Items from an interface collection:

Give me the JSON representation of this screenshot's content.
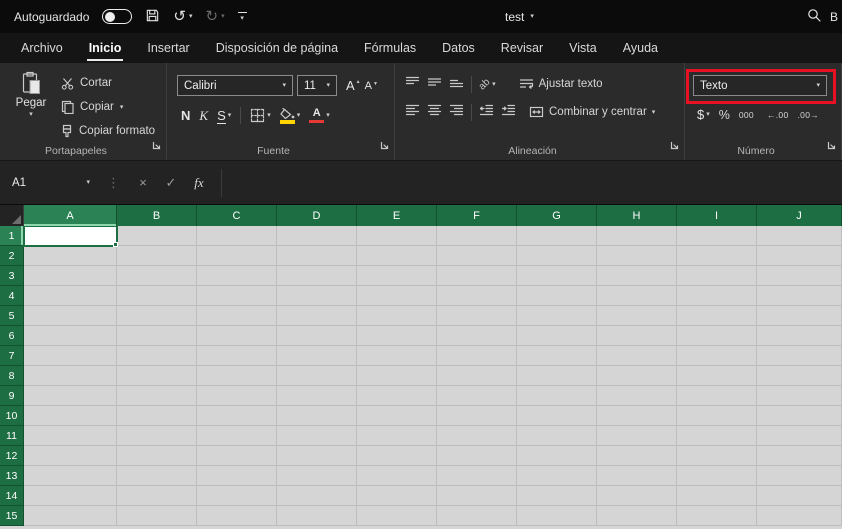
{
  "title_bar": {
    "autosave_label": "Autoguardado",
    "autosave_state": "off",
    "document_title": "test",
    "search_label": "B"
  },
  "menu": {
    "tabs": [
      {
        "label": "Archivo",
        "active": false
      },
      {
        "label": "Inicio",
        "active": true
      },
      {
        "label": "Insertar",
        "active": false
      },
      {
        "label": "Disposición de página",
        "active": false
      },
      {
        "label": "Fórmulas",
        "active": false
      },
      {
        "label": "Datos",
        "active": false
      },
      {
        "label": "Revisar",
        "active": false
      },
      {
        "label": "Vista",
        "active": false
      },
      {
        "label": "Ayuda",
        "active": false
      }
    ]
  },
  "ribbon": {
    "clipboard_group": {
      "label": "Portapapeles",
      "paste_label": "Pegar",
      "cut_label": "Cortar",
      "copy_label": "Copiar",
      "format_painter_label": "Copiar formato"
    },
    "font_group": {
      "label": "Fuente",
      "font_name": "Calibri",
      "font_size": "11",
      "bold_label": "N",
      "italic_label": "K",
      "underline_label": "S"
    },
    "alignment_group": {
      "label": "Alineación",
      "wrap_text_label": "Ajustar texto",
      "merge_center_label": "Combinar y centrar"
    },
    "number_group": {
      "label": "Número",
      "number_format_value": "Texto",
      "currency_label": "$",
      "percent_label": "%",
      "thousands_label": "000"
    }
  },
  "formula_bar": {
    "name_box_value": "A1",
    "cancel_glyph": "×",
    "enter_glyph": "✓",
    "fx_label": "fx",
    "formula_value": ""
  },
  "grid": {
    "columns": [
      "A",
      "B",
      "C",
      "D",
      "E",
      "F",
      "G",
      "H",
      "I",
      "J"
    ],
    "rows": [
      "1",
      "2",
      "3",
      "4",
      "5",
      "6",
      "7",
      "8",
      "9",
      "10",
      "11",
      "12",
      "13",
      "14",
      "15"
    ],
    "selected_cell": "A1",
    "selected_column": "A",
    "selected_row": "1"
  },
  "icons": {
    "chevron_down": "▾",
    "undo": "↺",
    "redo": "↻",
    "ellipsis_vertical": "⋮",
    "letter_a": "A",
    "orientation_ab": "ab",
    "increase_decimal": "←.00",
    "decrease_decimal": ".00→"
  },
  "colors": {
    "header_green": "#1e6e44",
    "header_green_selected": "#2b8255",
    "selection_border": "#1e6e44",
    "cell_bg": "#d5d5d5",
    "annotation_red": "#e81123",
    "fill_yellow": "#ffd400",
    "font_red": "#e53935",
    "active_tab_underline": "#eaeaea"
  }
}
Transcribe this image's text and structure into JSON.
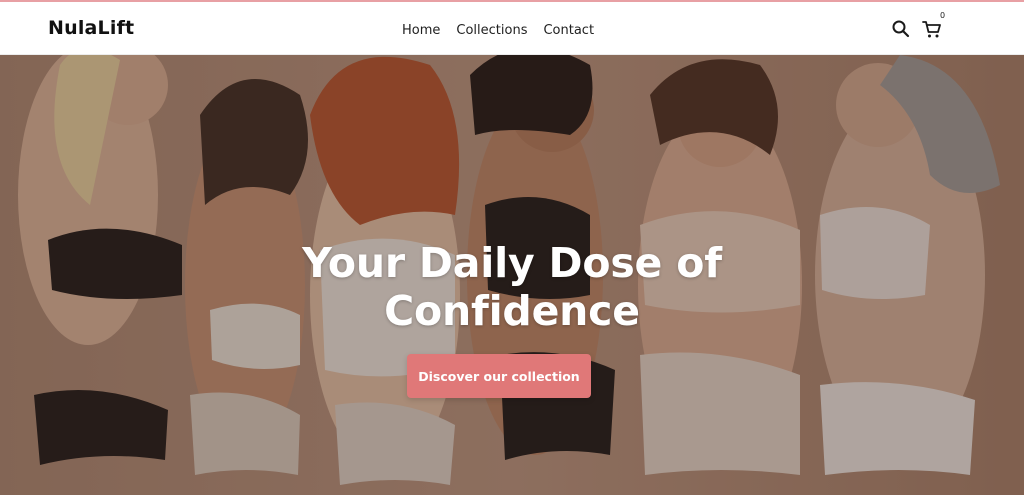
{
  "brand": {
    "name": "NulaLift",
    "accent": "#e07878"
  },
  "nav": {
    "items": [
      {
        "label": "Home"
      },
      {
        "label": "Collections"
      },
      {
        "label": "Contact"
      }
    ]
  },
  "header_icons": {
    "search": "search-icon",
    "cart": "cart-icon",
    "cart_count": "0"
  },
  "hero": {
    "title_line1": "Your Daily Dose of",
    "title_line2": "Confidence",
    "cta_label": "Discover our collection",
    "image": "group of smiling women in lingerie against a warm beige backdrop"
  }
}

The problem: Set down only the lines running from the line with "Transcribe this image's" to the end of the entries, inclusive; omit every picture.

Task response:
Transcribe this image's text and structure into JSON.
{
  "brand": {
    "name": "NulaLift",
    "accent": "#e07878"
  },
  "nav": {
    "items": [
      {
        "label": "Home"
      },
      {
        "label": "Collections"
      },
      {
        "label": "Contact"
      }
    ]
  },
  "header_icons": {
    "search": "search-icon",
    "cart": "cart-icon",
    "cart_count": "0"
  },
  "hero": {
    "title_line1": "Your Daily Dose of",
    "title_line2": "Confidence",
    "cta_label": "Discover our collection",
    "image": "group of smiling women in lingerie against a warm beige backdrop"
  }
}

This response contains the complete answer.